RIYADH - Saudi Arabia has started selling its triple-tranche benchmark sized Islamic bonds, or sukuk, with tenors of 3, 6 and 10 years, fixed-income news service IFR reported on Tuesday.

Initial guidance has been placed around 85 basis points over U.S. Treasuries for the three-year sukuk, 100 bps over UST for the 6-year portion, and 110 bps for the 10-year tranche, said IFR.

Benchmark-sized is typically understood to mean at least $500 million.
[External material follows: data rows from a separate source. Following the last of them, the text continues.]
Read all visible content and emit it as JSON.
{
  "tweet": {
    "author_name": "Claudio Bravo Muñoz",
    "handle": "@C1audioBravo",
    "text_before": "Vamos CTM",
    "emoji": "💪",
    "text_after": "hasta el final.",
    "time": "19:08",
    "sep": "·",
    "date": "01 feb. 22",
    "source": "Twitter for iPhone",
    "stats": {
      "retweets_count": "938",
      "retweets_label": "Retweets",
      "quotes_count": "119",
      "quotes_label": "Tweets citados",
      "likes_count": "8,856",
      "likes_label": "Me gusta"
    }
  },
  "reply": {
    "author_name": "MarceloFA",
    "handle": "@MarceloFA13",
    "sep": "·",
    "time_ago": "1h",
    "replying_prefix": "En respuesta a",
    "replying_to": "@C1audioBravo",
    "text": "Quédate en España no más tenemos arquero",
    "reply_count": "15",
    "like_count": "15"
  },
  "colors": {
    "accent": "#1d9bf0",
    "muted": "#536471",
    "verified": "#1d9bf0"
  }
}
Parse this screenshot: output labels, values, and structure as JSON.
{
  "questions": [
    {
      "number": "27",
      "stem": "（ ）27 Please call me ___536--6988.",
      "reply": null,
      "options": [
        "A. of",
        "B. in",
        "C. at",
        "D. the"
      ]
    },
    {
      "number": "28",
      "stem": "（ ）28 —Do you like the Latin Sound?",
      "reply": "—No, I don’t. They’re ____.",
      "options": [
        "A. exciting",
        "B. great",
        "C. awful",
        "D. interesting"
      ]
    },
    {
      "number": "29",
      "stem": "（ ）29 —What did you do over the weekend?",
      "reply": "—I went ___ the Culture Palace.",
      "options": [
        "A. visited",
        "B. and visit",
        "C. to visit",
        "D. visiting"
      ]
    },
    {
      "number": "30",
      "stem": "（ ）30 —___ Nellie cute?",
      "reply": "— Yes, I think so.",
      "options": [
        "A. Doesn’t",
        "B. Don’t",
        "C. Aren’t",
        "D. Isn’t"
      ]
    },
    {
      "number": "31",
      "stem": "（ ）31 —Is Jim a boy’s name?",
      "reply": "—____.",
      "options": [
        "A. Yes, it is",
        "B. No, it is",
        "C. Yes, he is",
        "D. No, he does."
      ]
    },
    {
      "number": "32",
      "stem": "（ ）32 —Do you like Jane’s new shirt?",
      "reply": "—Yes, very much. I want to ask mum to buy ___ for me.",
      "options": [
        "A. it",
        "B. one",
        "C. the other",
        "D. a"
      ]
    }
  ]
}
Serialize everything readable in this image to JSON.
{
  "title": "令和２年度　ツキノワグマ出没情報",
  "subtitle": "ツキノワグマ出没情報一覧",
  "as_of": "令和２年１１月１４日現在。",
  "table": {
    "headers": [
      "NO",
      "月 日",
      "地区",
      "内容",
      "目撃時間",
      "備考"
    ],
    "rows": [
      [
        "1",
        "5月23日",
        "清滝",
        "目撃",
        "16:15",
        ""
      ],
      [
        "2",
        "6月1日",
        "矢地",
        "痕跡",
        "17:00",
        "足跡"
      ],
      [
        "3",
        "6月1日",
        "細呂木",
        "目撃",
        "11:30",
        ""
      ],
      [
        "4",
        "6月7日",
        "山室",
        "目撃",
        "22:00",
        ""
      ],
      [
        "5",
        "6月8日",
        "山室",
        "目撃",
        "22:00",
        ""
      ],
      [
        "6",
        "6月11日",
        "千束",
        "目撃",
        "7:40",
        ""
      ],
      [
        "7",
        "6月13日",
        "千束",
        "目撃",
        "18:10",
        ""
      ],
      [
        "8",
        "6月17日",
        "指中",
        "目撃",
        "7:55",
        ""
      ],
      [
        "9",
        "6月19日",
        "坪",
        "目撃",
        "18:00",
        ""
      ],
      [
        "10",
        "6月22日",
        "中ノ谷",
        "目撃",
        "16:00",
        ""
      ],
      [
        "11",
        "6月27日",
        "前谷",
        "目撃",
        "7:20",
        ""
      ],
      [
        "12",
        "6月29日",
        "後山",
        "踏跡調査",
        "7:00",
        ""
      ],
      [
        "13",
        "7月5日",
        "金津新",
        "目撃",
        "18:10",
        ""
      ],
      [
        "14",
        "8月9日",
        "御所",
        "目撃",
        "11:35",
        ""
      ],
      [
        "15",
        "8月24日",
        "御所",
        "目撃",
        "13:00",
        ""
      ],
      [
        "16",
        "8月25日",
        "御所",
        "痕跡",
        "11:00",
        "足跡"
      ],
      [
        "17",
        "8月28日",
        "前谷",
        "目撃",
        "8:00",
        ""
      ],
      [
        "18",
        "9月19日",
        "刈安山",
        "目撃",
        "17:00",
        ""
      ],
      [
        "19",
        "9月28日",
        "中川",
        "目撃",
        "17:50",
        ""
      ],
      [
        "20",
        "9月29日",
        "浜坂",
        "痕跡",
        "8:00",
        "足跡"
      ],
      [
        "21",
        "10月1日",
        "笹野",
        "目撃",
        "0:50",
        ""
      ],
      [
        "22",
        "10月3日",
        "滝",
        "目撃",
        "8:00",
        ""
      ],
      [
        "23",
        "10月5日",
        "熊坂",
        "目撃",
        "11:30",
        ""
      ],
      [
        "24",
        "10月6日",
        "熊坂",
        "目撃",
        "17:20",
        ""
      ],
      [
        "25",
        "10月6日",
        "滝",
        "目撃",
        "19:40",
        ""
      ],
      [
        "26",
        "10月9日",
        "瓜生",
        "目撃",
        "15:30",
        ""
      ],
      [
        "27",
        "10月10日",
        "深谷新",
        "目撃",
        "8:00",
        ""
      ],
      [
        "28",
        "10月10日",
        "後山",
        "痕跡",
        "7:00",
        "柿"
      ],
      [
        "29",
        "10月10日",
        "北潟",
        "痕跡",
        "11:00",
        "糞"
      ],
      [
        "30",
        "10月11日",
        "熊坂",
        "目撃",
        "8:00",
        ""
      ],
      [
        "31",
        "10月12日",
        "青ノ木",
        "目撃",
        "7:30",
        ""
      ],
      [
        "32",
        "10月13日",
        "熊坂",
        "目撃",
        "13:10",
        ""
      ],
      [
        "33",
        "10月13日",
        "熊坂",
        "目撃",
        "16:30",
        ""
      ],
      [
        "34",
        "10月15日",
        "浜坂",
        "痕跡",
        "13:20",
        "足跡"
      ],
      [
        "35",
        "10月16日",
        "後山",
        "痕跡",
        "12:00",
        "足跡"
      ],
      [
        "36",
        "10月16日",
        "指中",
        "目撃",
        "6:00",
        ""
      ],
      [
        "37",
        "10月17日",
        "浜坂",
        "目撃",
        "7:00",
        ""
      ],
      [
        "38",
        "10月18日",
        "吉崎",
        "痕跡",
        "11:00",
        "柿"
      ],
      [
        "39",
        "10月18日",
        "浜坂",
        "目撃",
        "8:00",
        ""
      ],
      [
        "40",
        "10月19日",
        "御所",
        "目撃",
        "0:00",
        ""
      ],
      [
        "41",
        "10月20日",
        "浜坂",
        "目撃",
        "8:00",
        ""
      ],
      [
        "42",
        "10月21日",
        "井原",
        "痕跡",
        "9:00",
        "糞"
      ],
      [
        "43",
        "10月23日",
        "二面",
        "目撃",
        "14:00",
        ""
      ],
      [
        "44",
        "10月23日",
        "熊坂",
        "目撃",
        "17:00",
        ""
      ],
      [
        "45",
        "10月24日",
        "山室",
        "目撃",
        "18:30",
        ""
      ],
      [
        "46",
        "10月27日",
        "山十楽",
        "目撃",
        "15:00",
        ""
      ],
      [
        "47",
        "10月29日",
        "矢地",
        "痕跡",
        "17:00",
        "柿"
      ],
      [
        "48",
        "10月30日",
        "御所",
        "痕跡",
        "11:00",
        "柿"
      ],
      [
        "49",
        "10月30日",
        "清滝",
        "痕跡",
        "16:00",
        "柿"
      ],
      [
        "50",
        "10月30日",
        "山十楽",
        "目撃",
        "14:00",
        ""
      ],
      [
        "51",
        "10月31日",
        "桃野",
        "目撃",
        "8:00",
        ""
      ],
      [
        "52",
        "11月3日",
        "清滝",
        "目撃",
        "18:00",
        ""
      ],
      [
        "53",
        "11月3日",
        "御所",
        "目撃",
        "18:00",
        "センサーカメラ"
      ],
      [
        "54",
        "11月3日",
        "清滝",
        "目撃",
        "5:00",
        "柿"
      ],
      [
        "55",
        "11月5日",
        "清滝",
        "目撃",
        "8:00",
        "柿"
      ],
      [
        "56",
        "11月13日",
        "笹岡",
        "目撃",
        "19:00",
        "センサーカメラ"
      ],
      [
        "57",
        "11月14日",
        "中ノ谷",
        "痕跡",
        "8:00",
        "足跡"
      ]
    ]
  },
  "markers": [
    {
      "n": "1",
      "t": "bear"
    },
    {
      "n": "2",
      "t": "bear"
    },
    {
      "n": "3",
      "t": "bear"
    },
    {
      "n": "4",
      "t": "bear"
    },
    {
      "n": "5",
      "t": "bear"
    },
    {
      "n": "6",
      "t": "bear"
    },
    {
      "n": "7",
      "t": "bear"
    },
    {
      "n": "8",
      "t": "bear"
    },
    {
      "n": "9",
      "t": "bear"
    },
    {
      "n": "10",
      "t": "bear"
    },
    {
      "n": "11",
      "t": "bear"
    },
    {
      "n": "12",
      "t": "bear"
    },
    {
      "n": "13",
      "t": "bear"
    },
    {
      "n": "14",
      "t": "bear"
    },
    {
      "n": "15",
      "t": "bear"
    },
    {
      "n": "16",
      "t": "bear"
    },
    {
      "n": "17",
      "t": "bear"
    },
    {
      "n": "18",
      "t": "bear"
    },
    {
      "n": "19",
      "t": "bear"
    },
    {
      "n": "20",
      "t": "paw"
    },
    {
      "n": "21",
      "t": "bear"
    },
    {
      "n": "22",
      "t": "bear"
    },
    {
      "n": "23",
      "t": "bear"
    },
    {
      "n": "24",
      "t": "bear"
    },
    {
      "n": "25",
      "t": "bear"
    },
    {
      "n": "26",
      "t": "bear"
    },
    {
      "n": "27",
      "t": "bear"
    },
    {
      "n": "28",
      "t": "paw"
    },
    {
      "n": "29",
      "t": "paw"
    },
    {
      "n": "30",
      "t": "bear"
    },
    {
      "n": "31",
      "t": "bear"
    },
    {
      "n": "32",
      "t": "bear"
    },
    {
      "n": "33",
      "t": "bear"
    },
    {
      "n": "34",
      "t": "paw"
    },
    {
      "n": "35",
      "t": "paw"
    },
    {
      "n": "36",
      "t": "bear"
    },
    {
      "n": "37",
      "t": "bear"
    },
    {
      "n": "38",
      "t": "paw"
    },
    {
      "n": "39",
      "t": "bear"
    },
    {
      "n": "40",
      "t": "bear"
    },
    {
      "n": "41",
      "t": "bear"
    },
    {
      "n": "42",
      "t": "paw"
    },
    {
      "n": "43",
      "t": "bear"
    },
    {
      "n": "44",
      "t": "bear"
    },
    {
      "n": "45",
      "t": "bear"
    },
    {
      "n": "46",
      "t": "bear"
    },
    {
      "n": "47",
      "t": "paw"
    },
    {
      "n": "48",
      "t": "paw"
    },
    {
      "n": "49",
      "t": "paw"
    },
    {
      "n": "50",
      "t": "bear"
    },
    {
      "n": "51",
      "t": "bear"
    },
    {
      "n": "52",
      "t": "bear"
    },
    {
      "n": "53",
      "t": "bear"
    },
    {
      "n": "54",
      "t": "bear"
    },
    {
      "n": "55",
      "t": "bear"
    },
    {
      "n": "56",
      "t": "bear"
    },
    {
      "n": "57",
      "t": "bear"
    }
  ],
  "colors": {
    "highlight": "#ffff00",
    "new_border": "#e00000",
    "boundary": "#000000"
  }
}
Pricing is expected on Tuesday.

The kingdom, the world's top oil exporter, is facing a projected budget deficit of 79 billion riyals this year amid lower oil revenue and increased spending to bolster non-oil growth and meet objectives of its Vision 2030 economic transformation plan.

On Friday, ratings agency Moody's upgraded Saudi Arabia's local and foreign currency rating to Aa1 from Aa2, citing increased predictability of the government's decision-making processes affecting the private sector.

BNP Paribas, Citi and Goldman Sachs International have been appointed as global coordinators and joint bookrunners to manage the debt sale.

Aljazira Capital, HSBC Bank, JPMorgan and Standard Chartered have been selected as the passive joint lead managers and bookrunners on the offering, IFR said.

Saudi Arabia's last bond issue in January saw the kingdom issue $12 billion of dollar-denominated bonds.

(Reporting by Shamsuddin Mohd; Additional reporting by Pesha Magid; Editing by Jan Harvey and Alison Williams)